Shelburne Craft Schools staff team up for a dynamic visual art show:

First Friday Art Walk @ The S.P.A.C.E. Gallery


New works by Sage Tucker-Ketcham and Dana Heffern

Curated by: Wylie Sofia Garcia and Christy Mitchell

Exhibition Duration: April 7 – April 29, 2017

Opening Reception: Friday, April 7, 2017 from 5 – 9pm

Gallery Hours: Thursday, Friday, Saturday from 12 – 5pm

Image: Dana Heffern

Statement on ‘Soujourn’:


Temporality is the theme that unites new work by artists Sage Tucker-Ketcham and Dana Heffern.  Evoking a sense of impermanence and longing these artists explore in painting and photographic media the double edge of loneliness: what it means to want to be alone and what it means to feel lonely.  Tucker-Ketcham’s work focuses on the spatial relationships of objects in the form of a dialogue between entry-less houses and the manicured landscape.  Where in Heffern’s, photographs ask the viewer to engage in categorizing the mundane to bring meaning to the otherwise overlooked landscape. In the duality of ‘Soujourn’, the artists use the landscape as a parallel between introspection and fantasy. This reflects that what one sometimes desires is not often the reality of what one experiences.



Sage Tucker Ketcham’s new works are small, intimate and tangible oil paintings on stretched canvas. They’re primarily focused on using color and light to create balance and blur the line between observation and the abstraction of nature.  Rolling hills, barns, houses, clouds, trees and the transition of season are part of each painting, not of an exact place but a reference to a place. They are personal narratives, a timeline and a reference to relationships, and a fantasy of place and a way of being. Each small painting is portable and becomes a personal object. They are an efficient cluster of communities in relation to the intentional quiet. 

Sage Tucker-Ketcham

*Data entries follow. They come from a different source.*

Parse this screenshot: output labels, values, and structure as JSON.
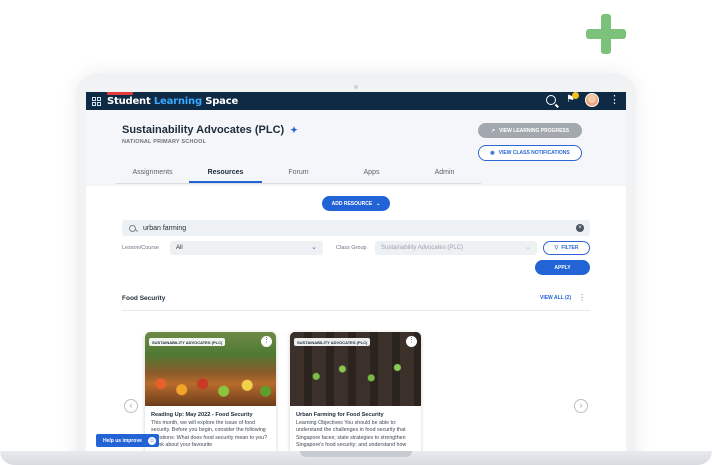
{
  "app": {
    "brand_primary": "Student",
    "brand_accent": "Learning",
    "brand_suffix": "Space"
  },
  "class_header": {
    "title": "Sustainability Advocates (PLC)",
    "school": "NATIONAL PRIMARY SCHOOL",
    "btn_progress": "VIEW LEARNING PROGRESS",
    "btn_notifications": "VIEW CLASS NOTIFICATIONS"
  },
  "tabs": [
    {
      "label": "Assignments",
      "active": false
    },
    {
      "label": "Resources",
      "active": true
    },
    {
      "label": "Forum",
      "active": false
    },
    {
      "label": "Apps",
      "active": false
    },
    {
      "label": "Admin",
      "active": false
    }
  ],
  "toolbar": {
    "add_resource": "ADD RESOURCE"
  },
  "search": {
    "value": "urban farming"
  },
  "filters": {
    "lesson_label": "Lesson/Course",
    "lesson_value": "All",
    "class_group_label": "Class Group",
    "class_group_value": "Sustainability Advocates (PLC)",
    "filter_label": "FILTER",
    "apply_label": "APPLY"
  },
  "section": {
    "title": "Food Security",
    "view_all": "VIEW ALL (2)"
  },
  "cards": [
    {
      "tag": "SUSTAINABILITY ADVOCATES (PLC)",
      "title": "Reading Up: May 2022 - Food Security",
      "desc": "This month, we will explore the issue of food security. Before you begin, consider the following questions: What does food security mean to you? Think about your favourite"
    },
    {
      "tag": "SUSTAINABILITY ADVOCATES (PLC)",
      "title": "Urban Farming for Food Security",
      "desc": "Learning Objectives You should be able to: understand the challenges in food security that Singapore faces; state strategies to strengthen Singapore's food security; and understand how"
    }
  ],
  "help": {
    "label": "Help us improve"
  },
  "colors": {
    "primary": "#2263d6",
    "topbar": "#0f2a44",
    "decor_plus": "#7cc27a"
  }
}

Dana Heffern’s photographic work is a study of solitary places, overlooked snow detritus, and forgotten moments in time within winter. As a witness, Heffern testifies on behalf of the ignored and forgotten objects and landscapes that present to us in our everyday. The ordinary thing is often viewed as ugly or unworthy, but she sees the interstitial spaces people inhabit as divine. These spaces may go unrecognized, but they are the very glue that tethers us, as we sleepwalk through moments to whatever distraction comes next– these spaces will still be here as a lonely support that carries us from mundane reality to chosen fantasy. 

Dana Heffern

The S.P.A.C.E. Gallery

266 Pine Street, Suite 105, Burlington, VT

Contact: Christy Mitchell

(802) 578-2512